Copy all the data exactly, except the pictures.
-------
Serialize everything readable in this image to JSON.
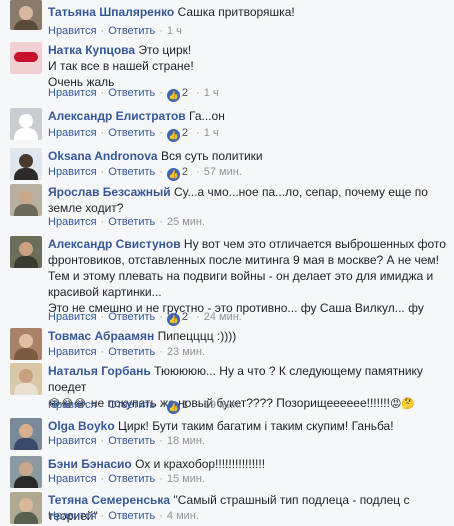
{
  "actions": {
    "like": "Нравится",
    "reply": "Ответить",
    "sep": "·"
  },
  "colors": {
    "name": "#365899",
    "meta": "#90949c",
    "like_badge": "#4267b2"
  },
  "comments": [
    {
      "author": "Татьяна Шпаляренко",
      "text": "Сашка притворяшка!",
      "time": "1 ч"
    },
    {
      "author": "Натка Купцова",
      "lines": [
        "Это цирк!",
        "И так все в нашей стране!",
        "Очень жаль"
      ],
      "likes": "2",
      "time": "1 ч"
    },
    {
      "author": "Александр Елистратов",
      "text": "Га...он",
      "likes": "2",
      "time": "1 ч"
    },
    {
      "author": "Oksana Andronova",
      "text": "Вся суть политики",
      "likes": "2",
      "time": "57 мин."
    },
    {
      "author": "Ярослав Безсажный",
      "text": "Су...а чмо...ное па...ло, сепар, почему еще по земле ходит?",
      "time": "25 мин."
    },
    {
      "author": "Александр Свистунов",
      "text": "Ну вот чем это отличается выброшенных фото фронтовиков, отставленных после митинга 9 мая в москве? А не чем! Тем и этому плевать на подвиги войны - он делает это для имиджа и красивой картинки...",
      "text2": "Это не смешно и не грустно - это противно... фу Саша Вилкул... фу",
      "likes": "2",
      "time": "24 мин."
    },
    {
      "author": "Товмас Абраамян",
      "text": "Пипецццц :))))",
      "time": "23 мин."
    },
    {
      "author": "Наталья Горбань",
      "text": "Тююююю... Ну а что ? К следующему памятнику поедет",
      "text2": "не покупать же новый букет???? Позорищееееее!!!!!!!",
      "likes": "1",
      "time": "19 мин.",
      "emoji_before": "😂😂😂",
      "emoji_after": "😡🤔"
    },
    {
      "author": "Olga Boyko",
      "text": "Цирк! Бути таким багатим і таким скупим! Ганьба!",
      "time": "18 мин."
    },
    {
      "author": "Бэни Бэнасио",
      "text": "Ох и крахобор!!!!!!!!!!!!!!!",
      "time": "15 мин."
    },
    {
      "author": "Тетяна Семеренська",
      "text": "\"Самый страшный тип подлеца - подлец с теорией\"",
      "time": "4 мин."
    }
  ]
}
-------
▶ _Exercise answer_:
Serialize everything readable in this image to JSON.
{
  "actions": {
    "like": "Нравится",
    "reply": "Ответить",
    "sep": "·"
  },
  "colors": {
    "name": "#365899",
    "meta": "#90949c",
    "like_badge": "#4267b2"
  },
  "comments": [
    {
      "author": "Татьяна Шпаляренко",
      "text": "Сашка притворяшка!",
      "time": "1 ч"
    },
    {
      "author": "Натка Купцова",
      "lines": [
        "Это цирк!",
        "И так все в нашей стране!",
        "Очень жаль"
      ],
      "likes": "2",
      "time": "1 ч"
    },
    {
      "author": "Александр Елистратов",
      "text": "Га...он",
      "likes": "2",
      "time": "1 ч"
    },
    {
      "author": "Oksana Andronova",
      "text": "Вся суть политики",
      "likes": "2",
      "time": "57 мин."
    },
    {
      "author": "Ярослав Безсажный",
      "text": "Су...а чмо...ное па...ло, сепар, почему еще по земле ходит?",
      "time": "25 мин."
    },
    {
      "author": "Александр Свистунов",
      "text": "Ну вот чем это отличается выброшенных фото фронтовиков, отставленных после митинга 9 мая в москве? А не чем! Тем и этому плевать на подвиги войны - он делает это для имиджа и красивой картинки...",
      "text2": "Это не смешно и не грустно - это противно... фу Саша Вилкул... фу",
      "likes": "2",
      "time": "24 мин."
    },
    {
      "author": "Товмас Абраамян",
      "text": "Пипецццц :))))",
      "time": "23 мин."
    },
    {
      "author": "Наталья Горбань",
      "text": "Тююююю... Ну а что ? К следующему памятнику поедет",
      "text2": "не покупать же новый букет???? Позорищееееее!!!!!!!",
      "likes": "1",
      "time": "19 мин.",
      "emoji_before": "😂😂😂",
      "emoji_after": "😡🤔"
    },
    {
      "author": "Olga Boyko",
      "text": "Цирк! Бути таким багатим і таким скупим! Ганьба!",
      "time": "18 мин."
    },
    {
      "author": "Бэни Бэнасио",
      "text": "Ох и крахобор!!!!!!!!!!!!!!!",
      "time": "15 мин."
    },
    {
      "author": "Тетяна Семеренська",
      "text": "\"Самый страшный тип подлеца - подлец с теорией\"",
      "time": "4 мин."
    }
  ]
}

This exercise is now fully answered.